The Ole Asheboro and Phillips Lombardy projects represent the two extremes of redevelopment activity.

The Ole Asheboro project has benefited from more than $13 million in federal community development funds since 1979, involving 70 properties in the 260-acre plan area. The RCG owns 11 lots still in the area, while the Greensboro Housing Development Partnership owns 13.

Two new projects underway in the area include a new home for New Zion Missionary Baptist Church across from the Union Square Campus site, and a recent request for proposals for a mixed-use development on three tracts along Martin Luther King Jr. Drive and Gate City Boulevard.

The Phillips Lombardy site encompasses 14 acres, including a former quarry, along Phillips Avenue. About half of the land is unsuitable for construction. RCG owns a small tract that is leased to an urban farm project that’s had challenges getting off the ground. The commission owns another seven acres zoned for single-family homes.
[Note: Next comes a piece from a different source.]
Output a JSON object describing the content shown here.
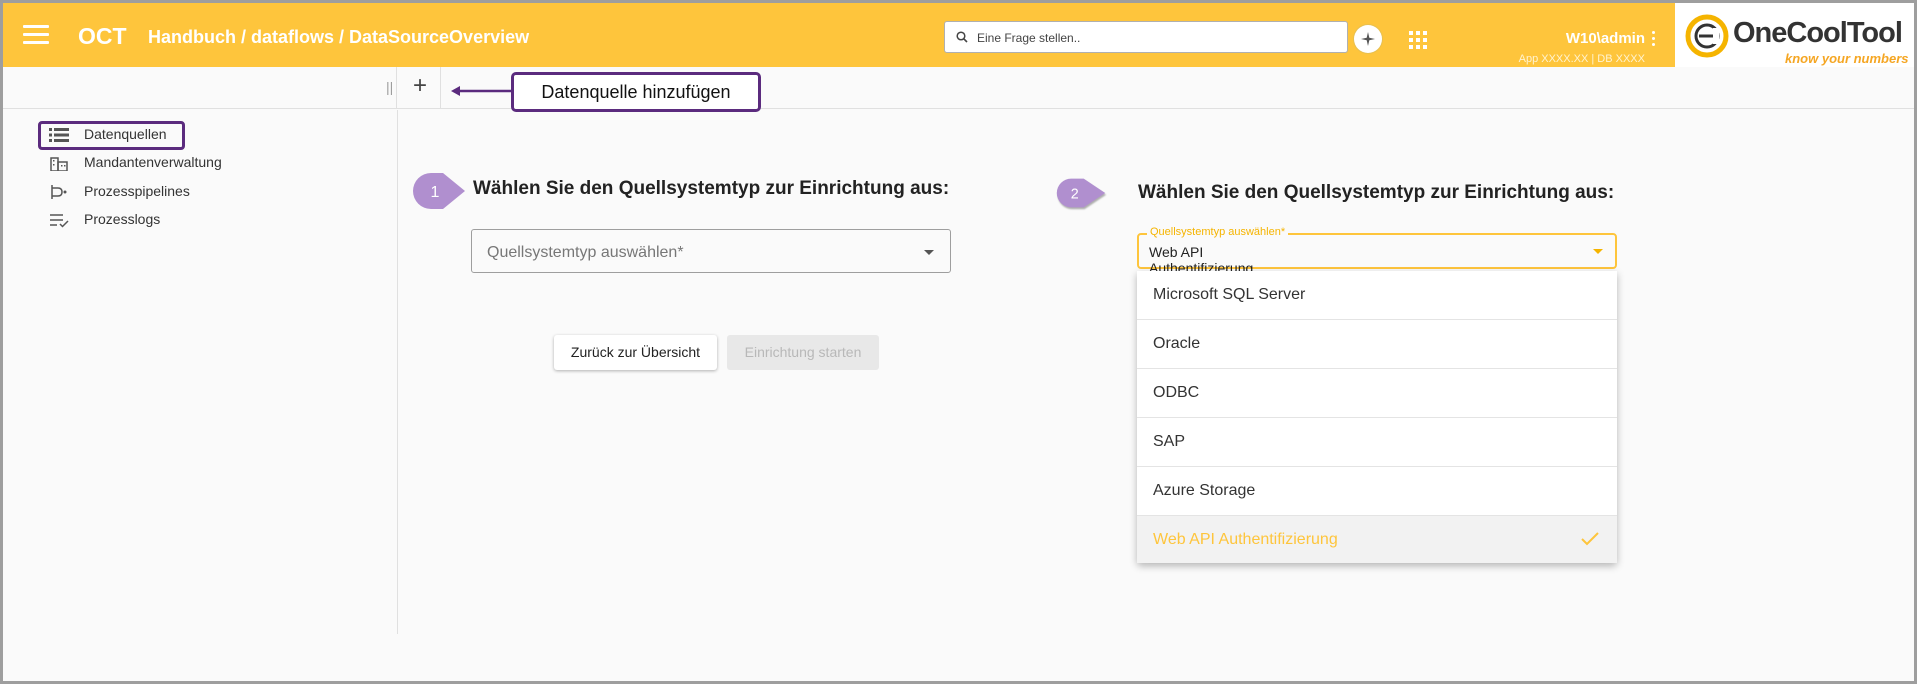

The final project, Willow Oaks, involves 250 acres in what was once the Morningside/Lincoln Grove community. The project has benefited from more than $13 million in federal and local money that’s helped improve housing and create commercial development opportunities. !